Dictators, Tyrants, Authoritarian Government: “Despotism” 1946 Encyclopaedia Britannica Films. How does a National Socialist become a tyrant? Should the people have no recourse to stop a company from polluting their land for profit? Is an angry mob’s collective liberty better than the wisdom of a Supreme Court judge? Should people go hungry if there is no economic benefit in feeding them? Who is right, the workers at the Steel Mill or the Owner hiring Union busters? There are no easy answers, but there is dangers in extremes.
Individualism and Collectivism in America
The idea of being individually important and famous can be described as individualist, the idea of rising up as a people and appreciating groups is collective.
Thus, we can say America has a very individualist spirit, and capitalism is a largely individualist ideology. Meanwhile, we can say public programs like Medicare, Medicaid, and Social Security are collectivist, as are unions and even boards and shareholders in private companies (on which the high earners and CEO’s have individualist positions).
Individualism, Collectivism, and Morality – The Virtue of Moderation, and a Word Against Absolutism
As you may note by this point, The main theme here is that ideologies rarely work well in extremes. Despite any rhetoric from special interest groups, America, the Federal Republic of varied interests, is at its heart “mixed” (subscribing to neither collectivism or individualism).
People who take extreme “absolutist” stances on the above issues tend to be very loud.

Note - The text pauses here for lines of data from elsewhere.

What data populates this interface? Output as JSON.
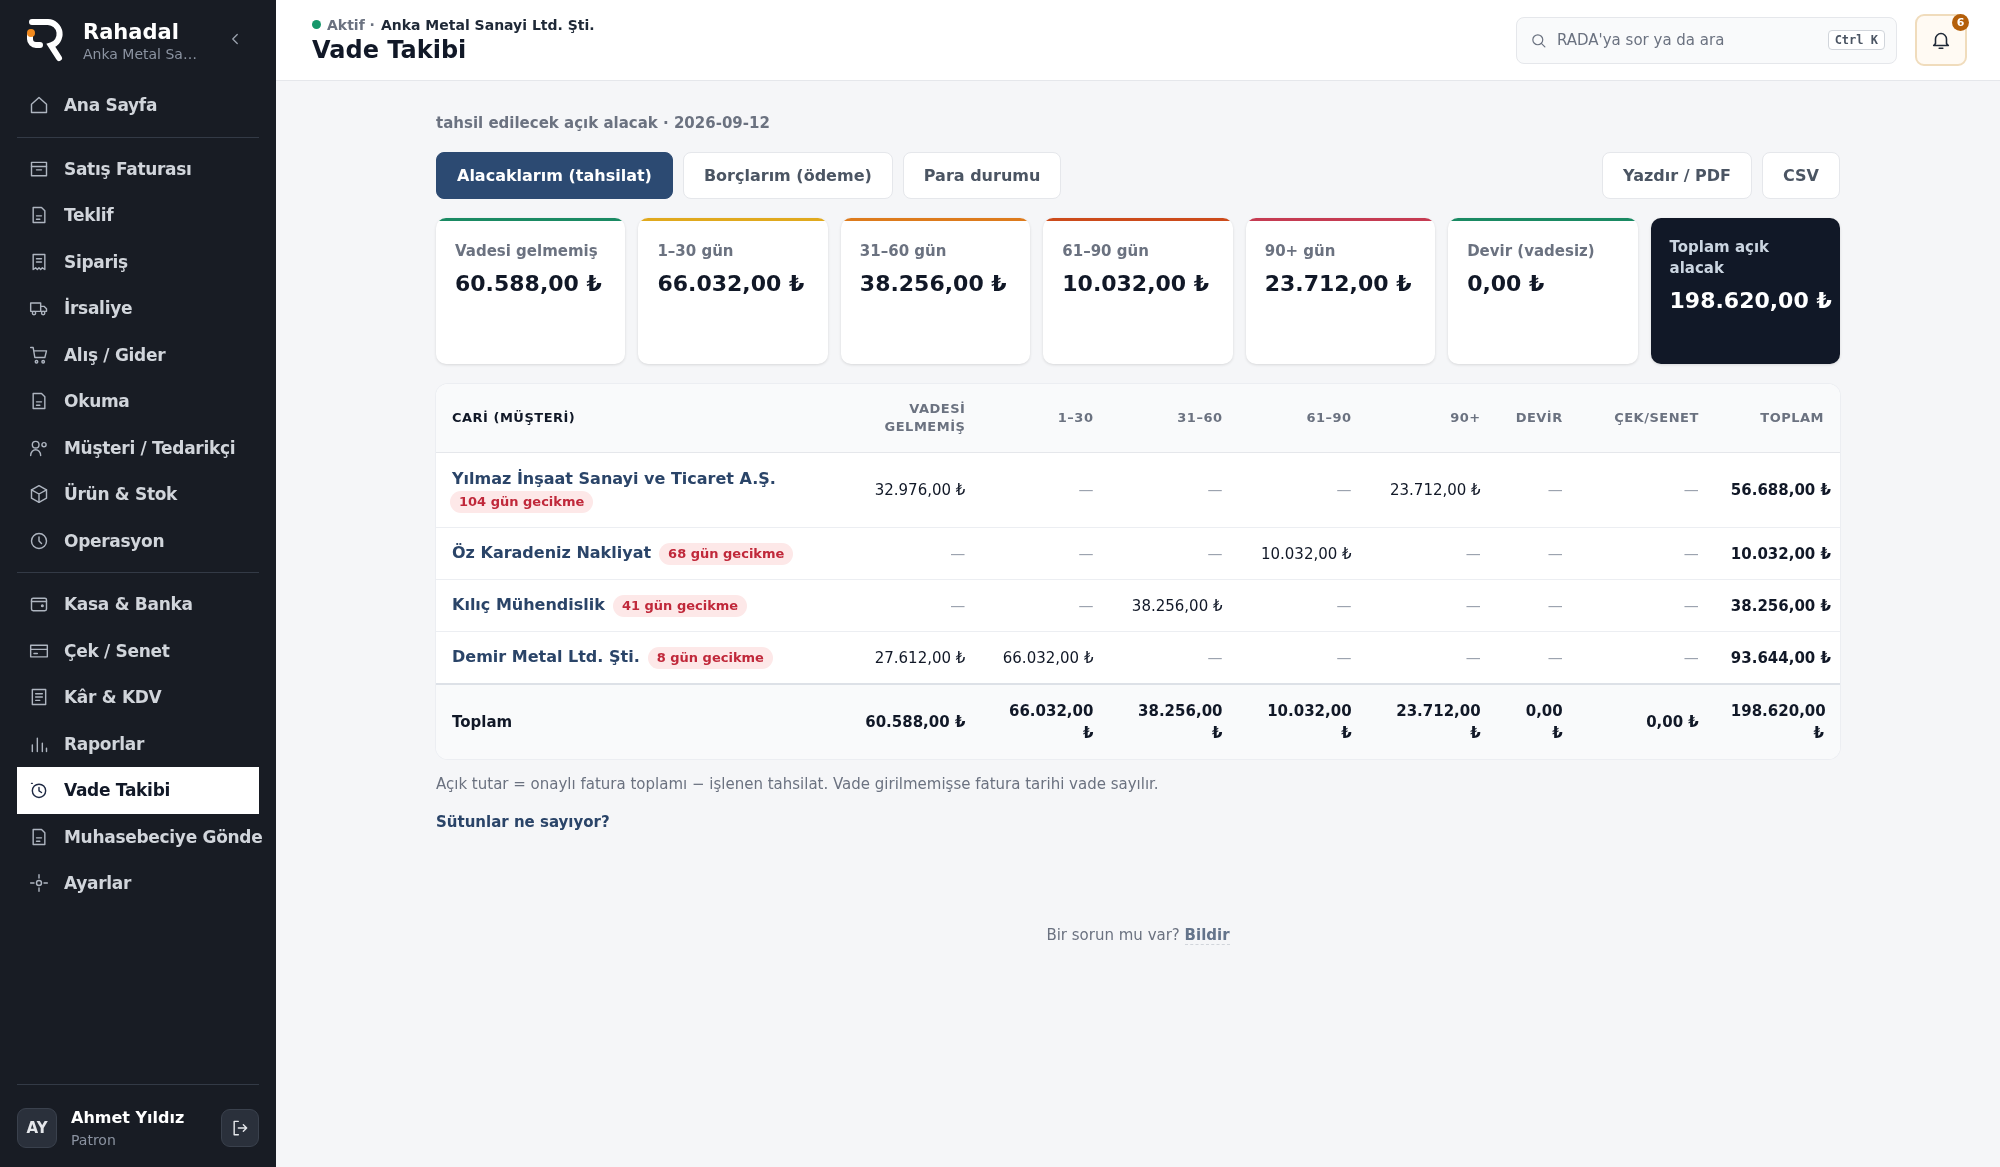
{
  "brand": {
    "name": "Rahadal",
    "company": "Anka Metal Sa…"
  },
  "sidebar": {
    "sections": [
      {
        "items": [
          {
            "label": "Ana Sayfa",
            "selected": false
          }
        ]
      },
      {
        "items": [
          {
            "label": "Satış Faturası",
            "selected": false
          },
          {
            "label": "Teklif",
            "selected": false
          },
          {
            "label": "Sipariş",
            "selected": false
          },
          {
            "label": "İrsaliye",
            "selected": false
          },
          {
            "label": "Alış / Gider",
            "selected": false
          },
          {
            "label": "Okuma",
            "selected": false
          },
          {
            "label": "Müşteri / Tedarikçi",
            "selected": false
          },
          {
            "label": "Ürün & Stok",
            "selected": false
          },
          {
            "label": "Operasyon",
            "selected": false
          }
        ]
      },
      {
        "items": [
          {
            "label": "Kasa & Banka",
            "selected": false
          },
          {
            "label": "Çek / Senet",
            "selected": false
          },
          {
            "label": "Kâr & KDV",
            "selected": false
          },
          {
            "label": "Raporlar",
            "selected": false
          },
          {
            "label": "Vade Takibi",
            "selected": true
          },
          {
            "label": "Muhasebeciye Gönde",
            "selected": false
          },
          {
            "label": "Ayarlar",
            "selected": false
          }
        ]
      }
    ]
  },
  "user": {
    "initials": "AY",
    "name": "Ahmet Yıldız",
    "role": "Patron"
  },
  "header": {
    "status": "Aktif ·",
    "company": "Anka Metal Sanayi Ltd. Şti.",
    "title": "Vade Takibi",
    "search": {
      "placeholder": "RADA'ya sor ya da ara",
      "shortcut": "Ctrl K"
    },
    "notifications": "6"
  },
  "subtitle": "tahsil edilecek açık alacak · 2026-09-12",
  "tabs": [
    {
      "label": "Alacaklarım (tahsilat)",
      "selected": true
    },
    {
      "label": "Borçlarım (ödeme)",
      "selected": false
    },
    {
      "label": "Para durumu",
      "selected": false
    }
  ],
  "actions": [
    "Yazdır / PDF",
    "CSV"
  ],
  "cards": [
    {
      "kind": "bucket",
      "label": "Vadesi gelmemiş",
      "value": "60.588,00 ₺",
      "color": "#1a8a63"
    },
    {
      "kind": "bucket",
      "label": "1–30 gün",
      "value": "66.032,00 ₺",
      "color": "#e0a91e"
    },
    {
      "kind": "bucket",
      "label": "31–60 gün",
      "value": "38.256,00 ₺",
      "color": "#dd7b1d"
    },
    {
      "kind": "bucket",
      "label": "61–90 gün",
      "value": "10.032,00 ₺",
      "color": "#cc4b1b"
    },
    {
      "kind": "bucket",
      "label": "90+ gün",
      "value": "23.712,00 ₺",
      "color": "#c53b52"
    },
    {
      "kind": "bucket",
      "label": "Devir (vadesiz)",
      "value": "0,00 ₺",
      "color": "#1a8a63"
    },
    {
      "kind": "total",
      "label": "Toplam açık alacak",
      "value": "198.620,00 ₺"
    }
  ],
  "table": {
    "columns": [
      "CARİ (MÜŞTERİ)",
      "VADESİ GELMEMİŞ",
      "1–30",
      "31–60",
      "61–90",
      "90+",
      "DEVİR",
      "ÇEK/SENET",
      "TOPLAM"
    ],
    "rows": [
      {
        "overdue": "104 gün gecikme",
        "cells": [
          "Yılmaz İnşaat Sanayi ve Ticaret A.Ş.",
          "32.976,00 ₺",
          "—",
          "—",
          "—",
          "23.712,00 ₺",
          "—",
          "—",
          "56.688,00 ₺"
        ]
      },
      {
        "overdue": "68 gün gecikme",
        "cells": [
          "Öz Karadeniz Nakliyat",
          "—",
          "—",
          "—",
          "10.032,00 ₺",
          "—",
          "—",
          "—",
          "10.032,00 ₺"
        ]
      },
      {
        "overdue": "41 gün gecikme",
        "cells": [
          "Kılıç Mühendislik",
          "—",
          "—",
          "38.256,00 ₺",
          "—",
          "—",
          "—",
          "—",
          "38.256,00 ₺"
        ]
      },
      {
        "overdue": "8 gün gecikme",
        "cells": [
          "Demir Metal Ltd. Şti.",
          "27.612,00 ₺",
          "66.032,00 ₺",
          "—",
          "—",
          "—",
          "—",
          "—",
          "93.644,00 ₺"
        ]
      }
    ],
    "total": {
      "cells": [
        "Toplam",
        "60.588,00 ₺",
        "66.032,00 ₺",
        "38.256,00 ₺",
        "10.032,00 ₺",
        "23.712,00 ₺",
        "0,00 ₺",
        "0,00 ₺",
        "198.620,00 ₺"
      ]
    }
  },
  "note": "Açık tutar = onaylı fatura toplamı − işlenen tahsilat. Vade girilmemişse fatura tarihi vade sayılır.",
  "help_link": "Sütunlar ne sayıyor?",
  "feedback": {
    "text": "Bir sorun mu var?",
    "link": "Bildir"
  }
}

They will try to draw you to their fringe mindset, but of course, it is not an either/or thing. Instead, truth is found in a balance of the two concepts.
This is why we get social-liberal (Democrats) and conservative-libertarian (Republican) parties in the US, instead of far-right or far-left major parties winning elections.
Both individual and collective rights and individual and collective protections have merit.
How to Understand Collectivism Vs. Individualism Today
Individualism and collectivism, like left-right political ideology (where left is toward liberalism and liberty, and right is toward authority and traditional conservatism), isn’t just a matter of history, it is at the core of all political debate and the future of national and world politics.
How we embrace or steer away from globalization, workers rights, and more depends on our ability to understand the difference between collectivism and individualism, and apply that wisdom to the ongoing social-political-economic-moral debate.
All this to say, I am warning you against being swayed too far by the Marx’s or Friedman’s of the world. They are famous for a reason, their words resonate, and we can construct compelling arguments around their case. Yet we are both individuals and a collective; to deny either face in the mirror is to deny one’s true self to the detriment of all.
I won’t deny that I err on the side of collectivism, but of course, I’m only suggesting we stay close enough to the middle that we can meet there and make progress forward.
For the opposite position, but a well constructed one, see this Objectivist (i.e.Ayn Rand Libertarian) take: Individualism vs. Collectivism: Our Future, Our Choice.
TIP: If very roughly half of the individuals are collectivists, then collectivism is an aspect of individualism. Likewise, if half of the collective is individualist, then individualism is an aspect of collectivism. Thus, we are left with a duality of two positions, neither of which we can reject fully. This is an argument for embracing both, rejecting extremes, and the position that balance and nuance are needed to address complexity. Marx and Friedman (and their followers) are presenting us with too simple an answer. They get away with it only because it doesn’t work, and thus never really gets play-tested in a pure form. As such, both extremes become little more than an overly easy-to-digest rallying call in questionable directions.
- Individualism Vs. Collectivism
- Collectivism and Individualism as Cultural Syndromes
- Collectivism v. Individualism: A Reconceptualisation of a Basic Concept in Cross-cultural Social Psychology
- Individualism vs. Collectivism: Our Future, Our Choice
- The Constitutional Convention of 1787